## TASK ITEM
Nothing in the data may be omitted; output it all verbatim.

[Data extracted from a collection]
--------------------

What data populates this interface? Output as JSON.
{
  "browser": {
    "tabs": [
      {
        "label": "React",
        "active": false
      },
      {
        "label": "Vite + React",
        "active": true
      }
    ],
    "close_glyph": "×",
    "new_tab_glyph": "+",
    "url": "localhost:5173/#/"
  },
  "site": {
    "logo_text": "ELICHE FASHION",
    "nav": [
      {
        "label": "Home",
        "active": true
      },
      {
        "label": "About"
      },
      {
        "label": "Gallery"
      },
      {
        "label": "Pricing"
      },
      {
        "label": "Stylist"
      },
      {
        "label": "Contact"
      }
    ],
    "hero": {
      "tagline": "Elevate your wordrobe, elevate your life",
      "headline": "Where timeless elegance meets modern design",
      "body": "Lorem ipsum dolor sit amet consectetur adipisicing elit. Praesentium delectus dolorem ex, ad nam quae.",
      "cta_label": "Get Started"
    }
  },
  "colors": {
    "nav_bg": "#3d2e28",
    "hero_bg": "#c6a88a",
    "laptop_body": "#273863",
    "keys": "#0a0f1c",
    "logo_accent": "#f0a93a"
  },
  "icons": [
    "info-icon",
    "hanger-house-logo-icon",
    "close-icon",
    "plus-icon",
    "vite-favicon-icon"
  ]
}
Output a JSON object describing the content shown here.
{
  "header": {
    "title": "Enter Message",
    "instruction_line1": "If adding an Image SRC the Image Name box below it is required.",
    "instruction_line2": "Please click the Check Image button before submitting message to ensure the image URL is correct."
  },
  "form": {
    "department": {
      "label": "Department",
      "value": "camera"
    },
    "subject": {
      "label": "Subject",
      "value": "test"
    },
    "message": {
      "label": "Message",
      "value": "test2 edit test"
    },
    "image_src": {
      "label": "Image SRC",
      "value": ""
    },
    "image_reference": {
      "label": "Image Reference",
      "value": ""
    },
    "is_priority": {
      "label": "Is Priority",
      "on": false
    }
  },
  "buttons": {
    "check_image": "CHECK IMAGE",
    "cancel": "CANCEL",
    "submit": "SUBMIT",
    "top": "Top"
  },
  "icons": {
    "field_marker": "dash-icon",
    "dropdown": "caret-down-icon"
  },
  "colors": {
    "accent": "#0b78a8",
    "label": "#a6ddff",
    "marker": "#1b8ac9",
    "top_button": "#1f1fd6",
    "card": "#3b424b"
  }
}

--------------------

## SOLUTION BELOW
What data populates this interface? Output as JSON.
{
  "browser": {
    "tabs": [
      {
        "label": "React",
        "active": false
      },
      {
        "label": "Vite + React",
        "active": true
      }
    ],
    "close_glyph": "×",
    "new_tab_glyph": "+",
    "url": "localhost:5173/#/"
  },
  "site": {
    "logo_text": "ELICHE FASHION",
    "nav": [
      {
        "label": "Home",
        "active": true
      },
      {
        "label": "About"
      },
      {
        "label": "Gallery"
      },
      {
        "label": "Pricing"
      },
      {
        "label": "Stylist"
      },
      {
        "label": "Contact"
      }
    ],
    "hero": {
      "tagline": "Elevate your wordrobe, elevate your life",
      "headline": "Where timeless elegance meets modern design",
      "body": "Lorem ipsum dolor sit amet consectetur adipisicing elit. Praesentium delectus dolorem ex, ad nam quae.",
      "cta_label": "Get Started"
    }
  },
  "colors": {
    "nav_bg": "#3d2e28",
    "hero_bg": "#c6a88a",
    "laptop_body": "#273863",
    "keys": "#0a0f1c",
    "logo_accent": "#f0a93a"
  },
  "icons": [
    "info-icon",
    "hanger-house-logo-icon",
    "close-icon",
    "plus-icon",
    "vite-favicon-icon"
  ]
}
Output a JSON object describing the content shown here.
{
  "header": {
    "title": "Enter Message",
    "instruction_line1": "If adding an Image SRC the Image Name box below it is required.",
    "instruction_line2": "Please click the Check Image button before submitting message to ensure the image URL is correct."
  },
  "form": {
    "department": {
      "label": "Department",
      "value": "camera"
    },
    "subject": {
      "label": "Subject",
      "value": "test"
    },
    "message": {
      "label": "Message",
      "value": "test2 edit test"
    },
    "image_src": {
      "label": "Image SRC",
      "value": ""
    },
    "image_reference": {
      "label": "Image Reference",
      "value": ""
    },
    "is_priority": {
      "label": "Is Priority",
      "on": false
    }
  },
  "buttons": {
    "check_image": "CHECK IMAGE",
    "cancel": "CANCEL",
    "submit": "SUBMIT",
    "top": "Top"
  },
  "icons": {
    "field_marker": "dash-icon",
    "dropdown": "caret-down-icon"
  },
  "colors": {
    "accent": "#0b78a8",
    "label": "#a6ddff",
    "marker": "#1b8ac9",
    "top_button": "#1f1fd6",
    "card": "#3b424b"
  }
}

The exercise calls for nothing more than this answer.